    Itís been known that the story of the film was a fiction, but it ironically depicted the reality that was soon to come in the region. But Iíd never met anyone to convince me that until I got there and met this young man, who lived through this period as a young boy and grew up with it including the time when he served as a soldier. And because he was so modest and generous (and very fluent in English), for the next four hours on the bus ride, our conversation went on endlessly (mostly by my asking him a lot of questions, though).

    When I got off the bus, an older man asked me if I needed a room to stay, so I took his offer. As we were walking to his house, he started to tell me about the city of Ohrid, which I would call more like a village though, and his stories. He said he was a soldier in Bosnia for a number of years before he retired. And now he would accommodate tourists and make little cash, so he and his wife could go out for a dinner once in a while. He gave me a nice room, but with not great plumbing and almost no heat. There was an electronic heater, but because it would eat up the electricity so much he said, I rolled myself in a few thick blankets and with my pea-coat on when I went to sleep. It was in January, and itís right by the lake.

    I went out that night to get a little quick bite. The only place I found that was open was a cafť. I walked in and saw two young women working there, but no customers. I looked at the menu and saw all different kinds of crape, so I asked them to choose one for me since Iím not a big sweets fan. They pointed at hazelnut, and one of them went behind the counter. They were sisters, and itís their family-owned cafť.

    The one who started making my crape, is the older one. Her name is Tanja. She was living in Belgrade in Serbia-Montenegro for school at the time, but she was on her winter break and came home to help the business. After she handed me the crape, she came to sit at my table, and we started to talk for a few hours. She said sheís in the program to be a gymnast in college, and one of the things she had in her mind was to go to see the Olympics in Athens in 2004. She had no luck to go there because of the visa, which is extremely hard to get, etc...

    My story goes on like this, and Iíll save the rest of the story for some other occasion. Meanwhile I should polish up my writing skill (and English, which is my second language forever). But thanks for your inspirations.

    Anyway what I was trying to say is that, yes I travel with my cameras, and more or less, I get into the communities of the people Iíve never met before. And in there, I sort of see them opening their drawers to show me what (antique) pieces of stories they have kept for a long time.

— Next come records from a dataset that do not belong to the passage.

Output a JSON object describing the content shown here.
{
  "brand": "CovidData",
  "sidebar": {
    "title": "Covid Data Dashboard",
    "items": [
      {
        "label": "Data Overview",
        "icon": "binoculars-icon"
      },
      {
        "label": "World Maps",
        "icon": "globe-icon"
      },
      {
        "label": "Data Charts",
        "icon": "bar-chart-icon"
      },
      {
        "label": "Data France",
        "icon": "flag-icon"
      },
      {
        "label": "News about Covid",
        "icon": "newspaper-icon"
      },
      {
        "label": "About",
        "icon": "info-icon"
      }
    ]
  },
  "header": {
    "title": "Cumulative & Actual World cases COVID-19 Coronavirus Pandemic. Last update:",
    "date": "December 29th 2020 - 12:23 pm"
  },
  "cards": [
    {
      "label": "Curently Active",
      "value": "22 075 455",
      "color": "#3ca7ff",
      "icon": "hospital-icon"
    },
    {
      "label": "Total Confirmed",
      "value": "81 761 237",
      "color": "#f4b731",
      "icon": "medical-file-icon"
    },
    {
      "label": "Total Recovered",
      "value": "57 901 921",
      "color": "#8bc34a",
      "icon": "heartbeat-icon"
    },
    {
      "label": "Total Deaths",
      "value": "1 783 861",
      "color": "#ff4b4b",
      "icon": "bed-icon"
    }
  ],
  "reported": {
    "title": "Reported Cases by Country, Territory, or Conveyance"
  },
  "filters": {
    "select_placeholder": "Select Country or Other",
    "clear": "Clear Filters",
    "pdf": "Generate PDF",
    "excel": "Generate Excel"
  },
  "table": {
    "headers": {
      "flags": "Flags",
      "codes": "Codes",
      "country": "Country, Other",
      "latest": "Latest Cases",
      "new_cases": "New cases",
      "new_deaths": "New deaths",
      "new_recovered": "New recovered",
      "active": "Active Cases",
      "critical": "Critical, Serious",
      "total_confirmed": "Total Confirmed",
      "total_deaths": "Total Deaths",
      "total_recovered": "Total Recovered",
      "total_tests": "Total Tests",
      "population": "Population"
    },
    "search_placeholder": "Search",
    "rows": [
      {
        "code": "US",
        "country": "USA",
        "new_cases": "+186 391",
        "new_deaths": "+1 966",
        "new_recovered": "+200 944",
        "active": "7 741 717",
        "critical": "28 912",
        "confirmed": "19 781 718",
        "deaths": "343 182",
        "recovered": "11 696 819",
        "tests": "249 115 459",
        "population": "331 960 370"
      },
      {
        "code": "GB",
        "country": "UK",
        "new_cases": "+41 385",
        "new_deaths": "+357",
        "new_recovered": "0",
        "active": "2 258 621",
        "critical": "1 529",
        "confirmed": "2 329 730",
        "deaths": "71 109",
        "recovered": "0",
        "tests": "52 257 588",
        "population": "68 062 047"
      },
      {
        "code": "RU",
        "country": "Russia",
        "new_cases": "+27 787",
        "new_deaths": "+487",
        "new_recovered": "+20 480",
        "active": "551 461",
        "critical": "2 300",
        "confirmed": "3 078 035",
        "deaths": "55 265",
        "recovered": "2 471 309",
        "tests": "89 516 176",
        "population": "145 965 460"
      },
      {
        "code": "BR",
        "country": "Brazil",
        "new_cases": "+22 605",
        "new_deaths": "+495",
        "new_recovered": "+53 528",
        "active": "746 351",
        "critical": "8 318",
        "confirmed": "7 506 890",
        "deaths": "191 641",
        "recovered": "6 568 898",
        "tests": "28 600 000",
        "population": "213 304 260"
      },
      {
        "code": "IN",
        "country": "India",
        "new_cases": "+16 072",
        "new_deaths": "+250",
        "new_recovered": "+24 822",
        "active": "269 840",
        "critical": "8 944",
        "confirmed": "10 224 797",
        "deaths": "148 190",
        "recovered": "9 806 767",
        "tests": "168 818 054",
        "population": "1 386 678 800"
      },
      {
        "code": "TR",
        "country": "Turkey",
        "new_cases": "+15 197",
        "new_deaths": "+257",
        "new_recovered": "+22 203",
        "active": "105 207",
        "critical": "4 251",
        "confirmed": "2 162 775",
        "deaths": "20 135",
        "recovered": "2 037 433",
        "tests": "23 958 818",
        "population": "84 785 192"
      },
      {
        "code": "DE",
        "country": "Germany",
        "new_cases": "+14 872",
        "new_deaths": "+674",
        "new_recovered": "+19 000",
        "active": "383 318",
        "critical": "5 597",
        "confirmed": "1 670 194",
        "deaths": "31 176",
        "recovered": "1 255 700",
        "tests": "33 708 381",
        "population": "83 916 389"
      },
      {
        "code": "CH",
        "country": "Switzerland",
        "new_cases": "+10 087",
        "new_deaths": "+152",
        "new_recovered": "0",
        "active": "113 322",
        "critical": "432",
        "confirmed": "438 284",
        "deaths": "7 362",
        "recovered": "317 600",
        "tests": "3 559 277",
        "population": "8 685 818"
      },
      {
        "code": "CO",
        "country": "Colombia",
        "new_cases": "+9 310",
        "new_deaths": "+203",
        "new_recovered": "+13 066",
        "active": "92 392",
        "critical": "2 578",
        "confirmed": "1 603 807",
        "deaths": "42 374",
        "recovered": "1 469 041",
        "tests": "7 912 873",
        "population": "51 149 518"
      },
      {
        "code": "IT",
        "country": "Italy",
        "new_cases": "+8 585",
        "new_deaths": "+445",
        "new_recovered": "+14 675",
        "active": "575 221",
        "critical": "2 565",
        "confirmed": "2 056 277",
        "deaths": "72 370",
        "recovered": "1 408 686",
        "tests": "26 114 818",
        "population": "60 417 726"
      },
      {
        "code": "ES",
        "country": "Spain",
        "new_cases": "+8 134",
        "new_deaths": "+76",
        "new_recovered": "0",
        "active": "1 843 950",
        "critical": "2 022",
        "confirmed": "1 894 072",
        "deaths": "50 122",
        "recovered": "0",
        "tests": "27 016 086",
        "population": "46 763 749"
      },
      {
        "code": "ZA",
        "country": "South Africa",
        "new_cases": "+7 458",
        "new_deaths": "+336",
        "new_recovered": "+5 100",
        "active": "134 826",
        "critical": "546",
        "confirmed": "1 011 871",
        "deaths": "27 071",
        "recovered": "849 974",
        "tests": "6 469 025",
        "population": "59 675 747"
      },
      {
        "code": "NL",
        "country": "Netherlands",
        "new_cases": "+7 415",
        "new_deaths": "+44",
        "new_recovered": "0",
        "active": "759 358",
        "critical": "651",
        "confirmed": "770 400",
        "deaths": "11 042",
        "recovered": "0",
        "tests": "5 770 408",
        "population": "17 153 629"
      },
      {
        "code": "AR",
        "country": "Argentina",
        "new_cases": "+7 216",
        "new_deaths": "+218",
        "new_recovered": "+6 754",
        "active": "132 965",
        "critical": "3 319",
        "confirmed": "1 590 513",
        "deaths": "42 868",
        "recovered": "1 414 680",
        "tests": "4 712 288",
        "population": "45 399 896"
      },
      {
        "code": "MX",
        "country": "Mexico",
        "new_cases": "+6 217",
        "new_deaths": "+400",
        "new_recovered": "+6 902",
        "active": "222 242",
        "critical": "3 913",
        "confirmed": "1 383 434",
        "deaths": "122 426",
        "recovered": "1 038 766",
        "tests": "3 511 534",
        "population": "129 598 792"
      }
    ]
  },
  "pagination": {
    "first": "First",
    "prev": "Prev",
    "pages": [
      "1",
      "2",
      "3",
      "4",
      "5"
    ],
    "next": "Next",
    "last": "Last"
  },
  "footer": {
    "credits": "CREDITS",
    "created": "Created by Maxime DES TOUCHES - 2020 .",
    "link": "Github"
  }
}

Or sometimes the stuff is right on the table. Either way, thatís the wonderful thing I know of, and Iíve been trying to, if not successfully capturing, have the moments of that on film to print.

    In a short while (maybe in the next six months?), Iíll be starting to post these images somewhere so people will be able see them. But right now, Iím just still organizing them. So, stay tuned.

    Firecracker

Page 3 of 3 FirstFirst 123


 

APUG PARTNERS EQUALLY FUNDING OUR COMMUNITY:



Contact Us  |  Support Us!  |  Advertise  |  Site Terms  |  Archive  ó   Search  |  Mobile Device Access  |  RSS  |  Facebook  |  Linkedin